** BRIEF **
Return, from the listing below, every line that includes "with".
-- Opening Marker --
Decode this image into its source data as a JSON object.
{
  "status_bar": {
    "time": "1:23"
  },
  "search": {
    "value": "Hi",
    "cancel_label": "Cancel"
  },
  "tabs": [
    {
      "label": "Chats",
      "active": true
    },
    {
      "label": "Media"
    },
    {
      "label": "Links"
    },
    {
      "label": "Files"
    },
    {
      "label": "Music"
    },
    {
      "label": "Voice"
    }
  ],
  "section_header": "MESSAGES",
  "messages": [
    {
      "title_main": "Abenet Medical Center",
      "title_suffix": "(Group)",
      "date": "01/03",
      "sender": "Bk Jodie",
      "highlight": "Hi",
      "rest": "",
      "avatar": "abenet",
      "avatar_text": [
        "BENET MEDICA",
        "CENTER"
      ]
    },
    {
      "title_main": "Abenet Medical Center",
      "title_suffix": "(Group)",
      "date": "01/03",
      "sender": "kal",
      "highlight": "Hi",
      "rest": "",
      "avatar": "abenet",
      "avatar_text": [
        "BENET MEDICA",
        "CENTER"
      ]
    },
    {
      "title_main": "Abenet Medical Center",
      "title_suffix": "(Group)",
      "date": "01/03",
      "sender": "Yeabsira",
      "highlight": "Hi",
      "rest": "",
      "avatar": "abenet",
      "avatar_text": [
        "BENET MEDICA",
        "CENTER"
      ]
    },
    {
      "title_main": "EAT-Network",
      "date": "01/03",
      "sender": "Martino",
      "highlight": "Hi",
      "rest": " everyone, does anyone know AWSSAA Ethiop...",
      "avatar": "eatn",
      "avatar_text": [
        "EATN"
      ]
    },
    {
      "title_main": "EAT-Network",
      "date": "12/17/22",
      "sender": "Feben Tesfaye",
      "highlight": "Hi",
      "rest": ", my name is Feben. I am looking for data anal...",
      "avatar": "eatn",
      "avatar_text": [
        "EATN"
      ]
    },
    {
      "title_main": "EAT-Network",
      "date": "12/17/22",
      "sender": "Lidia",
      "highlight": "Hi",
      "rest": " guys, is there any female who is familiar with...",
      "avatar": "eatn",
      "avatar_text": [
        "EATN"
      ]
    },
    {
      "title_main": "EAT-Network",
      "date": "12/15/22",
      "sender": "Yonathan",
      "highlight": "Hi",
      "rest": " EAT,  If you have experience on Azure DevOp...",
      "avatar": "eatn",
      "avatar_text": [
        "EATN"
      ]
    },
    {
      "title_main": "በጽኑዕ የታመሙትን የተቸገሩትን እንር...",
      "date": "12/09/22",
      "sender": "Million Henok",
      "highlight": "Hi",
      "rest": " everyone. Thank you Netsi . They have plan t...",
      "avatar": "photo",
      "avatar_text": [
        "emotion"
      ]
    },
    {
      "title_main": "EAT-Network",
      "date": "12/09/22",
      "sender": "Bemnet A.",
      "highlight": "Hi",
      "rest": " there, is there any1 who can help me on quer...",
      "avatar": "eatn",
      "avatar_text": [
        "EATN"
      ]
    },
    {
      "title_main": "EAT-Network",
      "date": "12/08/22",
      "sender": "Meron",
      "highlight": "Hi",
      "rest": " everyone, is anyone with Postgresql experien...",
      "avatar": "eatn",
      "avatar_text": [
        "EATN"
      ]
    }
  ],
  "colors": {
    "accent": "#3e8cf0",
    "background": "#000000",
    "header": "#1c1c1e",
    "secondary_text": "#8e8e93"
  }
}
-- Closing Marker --
** RESULT FOR THIS EXERCISE **
      "rest": " guys, is there any female who is familiar with...",
      "rest": " everyone, is anyone with Postgresql experien...",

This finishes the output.